The campaign-- "Drive Now. Text Later." -- will try to make more drivers aware of the dangers involved when talking or texting while behind the wheel. The idea comes after the state says it looked at an online survey that showed that 40 percent of Illinois Tollway drivers do not know that it is illegal to text or e-mail while driving on Illinois roads--this after hundreds of accidents where texting or e-mail became part of a factor of causing those crashes.
Officials say they had no choice but to warn the public.
"This new challenge comes as a result of technology, and at face value, nothing really inherently dangerous, just your cell phone or your Blackberry. Let's be honest, texting and e-mailing isn't going to go away anytime soon and neither is talking on the phone," said Kristi Lafleur, Illinois Tollway Authority executive director.
January 1, 2011, marked the one-year anniversary of the state law that prohibits sending or reading text messages while driving in Illinois.
The public awareness campaign will include posters, billboards, as well as a website warning drivers about driving while distracted. It's a partnership involving several state agencies and also a trooper who was injured by a distracted driver on February 27 of last year while conducting a traffic stop.
"It's very important because a lot of people were affected," said Illinois State Trooper Starlena Wilson. "My family was affected.
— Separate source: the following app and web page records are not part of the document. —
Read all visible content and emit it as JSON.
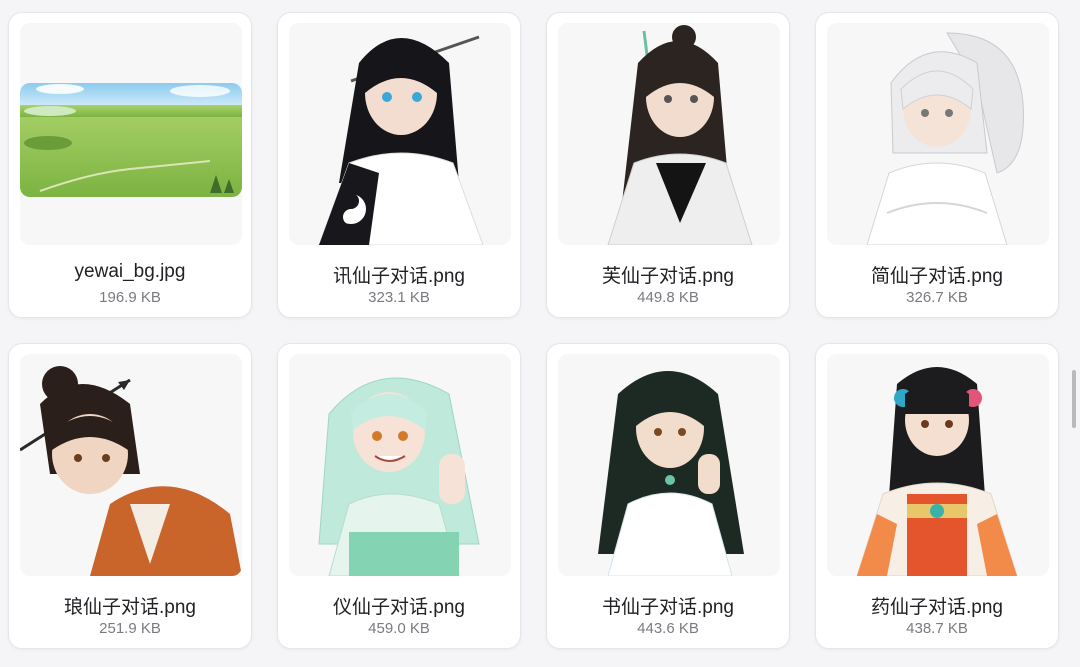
{
  "files": [
    {
      "name": "yewai_bg.jpg",
      "size": "196.9 KB",
      "preview": "landscape"
    },
    {
      "name": "讯仙子对话.png",
      "size": "323.1 KB",
      "preview": "portrait-black-robe"
    },
    {
      "name": "芙仙子对话.png",
      "size": "449.8 KB",
      "preview": "portrait-white-black-robe"
    },
    {
      "name": "简仙子对话.png",
      "size": "326.7 KB",
      "preview": "portrait-white-hair"
    },
    {
      "name": "琅仙子对话.png",
      "size": "251.9 KB",
      "preview": "portrait-orange-robe"
    },
    {
      "name": "仪仙子对话.png",
      "size": "459.0 KB",
      "preview": "portrait-mint-hair"
    },
    {
      "name": "书仙子对话.png",
      "size": "443.6 KB",
      "preview": "portrait-dark-hair-white-robe"
    },
    {
      "name": "药仙子对话.png",
      "size": "438.7 KB",
      "preview": "portrait-red-dress"
    }
  ],
  "colors": {
    "card_bg": "#ffffff",
    "page_bg": "#f5f5f7",
    "name_text": "#222226",
    "size_text": "#7a7a80"
  }
}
I was affected, and I just want people to know that when you are behind the wheel, you should pay attention to driving only. The text message can wait."
The February 27, 2010 accident left Wilson with a fractured leg, a broken hip and other serious injuries. After nearly a year of recovery, she's back on the job in an administrative role as several Illinois agencies band launch an effort to increase awareness about the dangers of texting while driving.
"Not only is it dangerous, but it's not illegal in the state of Illinois," said Lafleur.
Campaign officials hope to especially target the 40 percent of Tollway drivers. A recent online survey showed did not know texting while driving was against the law in Illinois.
"They're thinking about what they are going to say. They're concerned about their sentence structure and their spelling and then they have the keys. The question is who's driving the car? No one," said Jesse White, Illinois Secretary of State.
Preliminary data in Illinois indicates that in the first half of 2010 alone cell phone distractions including texting were the primary or secondary cause of more than 500 vehicle crashes. In 2009, cell phone distractions caused nearly 1,300 accidents. That's an increase of more than 9 percent over 2008.
"Out there on the roadway, it takes your mind off of the road, your hands off the wheel and your eyes off of driving," said Beth Mosher, AAA Chicago.
While the public awareness campaign features a website along with posters at tollbooth, oases, and rest stops, Trooper Wilson hopes to be a living example distracted motorists will heed.
"When you are behind the wheel to pay attention to driving. The text message can wait," said Wilson.
Wilson says she would like to eventually return to field work, but doesn't know when they might be. The driver who struck her was convicted of aggravated reckless driving and sentenced to six months in prison.